6.3 Educational Programs for Space Scientists

Simultaneously, programs will be developed to provide space scientists with the latest information concerning science education and to train interested space scientists to work effectively with students, teachers, and science museums. Efforts by Dr. Bruce Alberts, President of the National Academy of Sciences, and others have shown that the informed participation of scientists can contribute significantly to science education reform. Thus the educational programs and materials developed by the NSWP will be informed by the best current thinking in science education. Within the American Geophysical Union, the Space Physics and Aeronomy section's Education and Public Information Committees have both resolved to mobilize the space physics community in support of education efforts tied to the NSWP.

6.4 Educational Programs for Operations Personnel and Space Weather Customers

Education in space weather has historically focused on increasing and spreading knowledge within the scientific community, but less on educating users, operators, and other customers of systems that are affected by space weather. Better balance in this area is necessary to meet the NSWP goals, which can only be accomplished with advocacy and stated needs from educated users, operators, and policy-makers from the private, non-Department of Defense (DoD) government, and military communities.

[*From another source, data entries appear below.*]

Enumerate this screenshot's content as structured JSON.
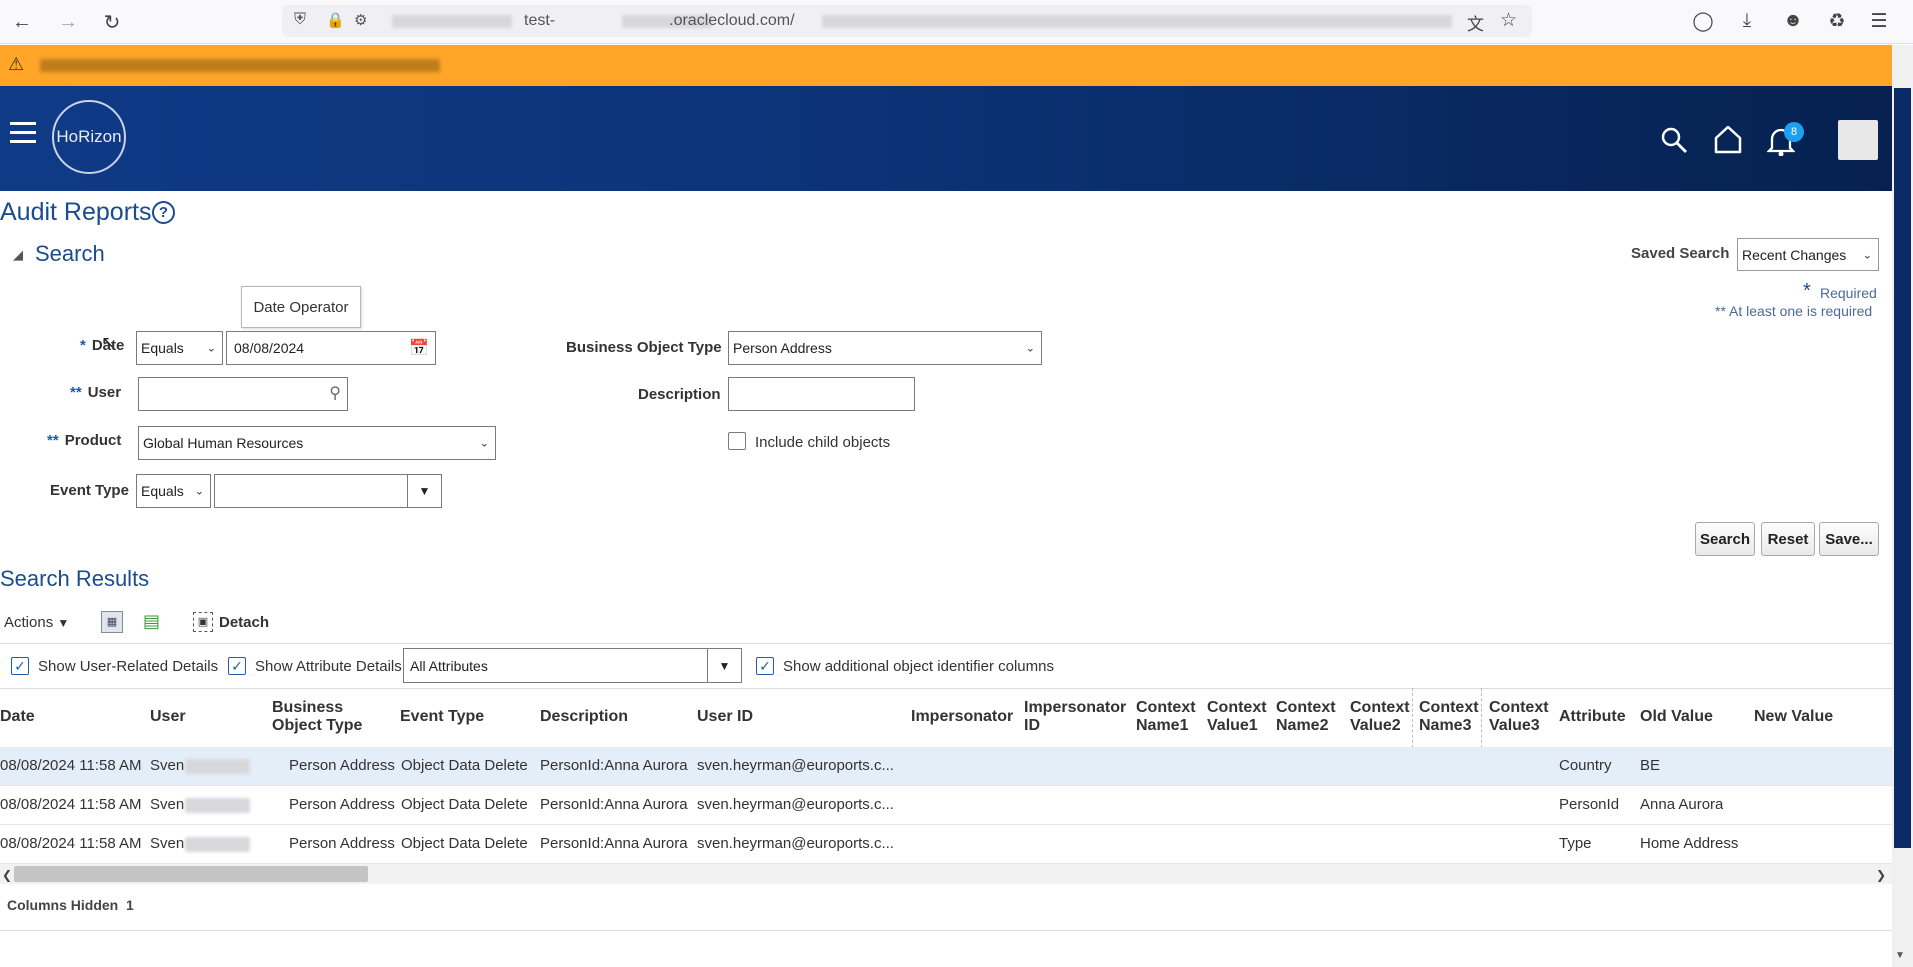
{
  "browser": {
    "url_prefix": "test-",
    "url_domain": ".oraclecloud.com/"
  },
  "header": {
    "logo_text": "HoRizon",
    "notification_count": "8"
  },
  "page": {
    "title": "Audit Reports",
    "search_section": "Search",
    "saved_search_label": "Saved Search",
    "saved_search_value": "Recent Changes",
    "required_note": "Required",
    "at_least_one_note": "** At least one is required",
    "tooltip": "Date Operator"
  },
  "form": {
    "date_label": "Date",
    "date_operator": "Equals",
    "date_value": "08/08/2024",
    "user_label": "User",
    "user_value": "",
    "product_label": "Product",
    "product_value": "Global Human Resources",
    "event_type_label": "Event Type",
    "event_type_operator": "Equals",
    "event_type_value": "",
    "bo_type_label": "Business Object Type",
    "bo_type_value": "Person Address",
    "description_label": "Description",
    "description_value": "",
    "include_child_label": "Include child objects",
    "search_btn": "Search",
    "reset_btn": "Reset",
    "save_btn": "Save..."
  },
  "results": {
    "title": "Search Results",
    "actions": "Actions",
    "detach": "Detach",
    "show_user_details": "Show User-Related Details",
    "show_attr_details": "Show Attribute Details",
    "attributes_value": "All Attributes",
    "show_additional": "Show additional object identifier columns",
    "columns": [
      "Date",
      "User",
      "Business Object Type",
      "Event Type",
      "Description",
      "User ID",
      "Impersonator",
      "Impersonator ID",
      "Context Name1",
      "Context Value1",
      "Context Name2",
      "Context Value2",
      "Context Name3",
      "Context Value3",
      "Attribute",
      "Old Value",
      "New Value"
    ],
    "rows": [
      {
        "date": "08/08/2024 11:58 AM",
        "user": "Sven",
        "bo_type": "Person Address",
        "event": "Object Data Delete",
        "desc": "PersonId:Anna Aurora",
        "user_id": "sven.heyrman@euroports.c...",
        "attribute": "Country",
        "old": "BE",
        "new": ""
      },
      {
        "date": "08/08/2024 11:58 AM",
        "user": "Sven",
        "bo_type": "Person Address",
        "event": "Object Data Delete",
        "desc": "PersonId:Anna Aurora",
        "user_id": "sven.heyrman@euroports.c...",
        "attribute": "PersonId",
        "old": "Anna Aurora",
        "new": ""
      },
      {
        "date": "08/08/2024 11:58 AM",
        "user": "Sven",
        "bo_type": "Person Address",
        "event": "Object Data Delete",
        "desc": "PersonId:Anna Aurora",
        "user_id": "sven.heyrman@euroports.c...",
        "attribute": "Type",
        "old": "Home Address",
        "new": ""
      }
    ],
    "columns_hidden_label": "Columns Hidden",
    "columns_hidden_count": "1"
  }
}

DoD has a variety of programs to train space weather analysts, forecasters, officers, and advanced-degree officers. Advanced courses are provided to personnel assigned duty directly related to space weather observing and forecasting. All newly commissioned Air Force weather officers receive introductory space weather training, and some officers are selected each year to attend graduate space weather programs. Space weather training is also being added to airman and noncommissioned officer weather skill courses that have traditionally focused on terrestrial weather, adding significantly to the number of military personnel with space weather knowledge.

Training is also being provided to DoD operators (including those who "drive and track satellites") and to multiple other agencies (customers) conducting operations affected by space weather. Briefings are provided to senior military leadership on the impacts of space weather, and space weather fundamentals and impacts are being added to space operator, space tactics, and other formal military courses.

At the Space Environment Center (SEC) formal training courses are provided for personnel assigned as space weather analysts and forecasters. In addition, the synergy between the co-located operational analysts/forecasters and the scientists of the SEC Research and Development Division affords a unique opportunity. Research staff provide analysts and forecasters with improved understanding of the applicable physics, especially when new or unusual conditions are identified in the space environment, and in return, operations staff offer insights to the scientists on the practical applications of space weather science.

Civilian customers of space weather information require education, often at short intervals, because of constant turnover of industrial staff. On the other hand, some customers are more knowledgeable about the space weather effects on their own systems because of their life-long involvement. This inhomogenous mix of customers makes the civilian user education process a multitiered problem, one that needs immediate and constant attention.

Along with the recent growth in attention to space weather in the popular literature, many citizen groups, school classes, and science fair aspirants have shown an interest in the field, all of which clearly serve the NSWP. Although the training of analysts/forecasters and the expansion of knowledge through research are fundamental to the program, reaching other audiences (to gain advocacy, funding, and requirements) remains the crucial and next step to success.

Table of Contents

Chapter 5

Chapter 7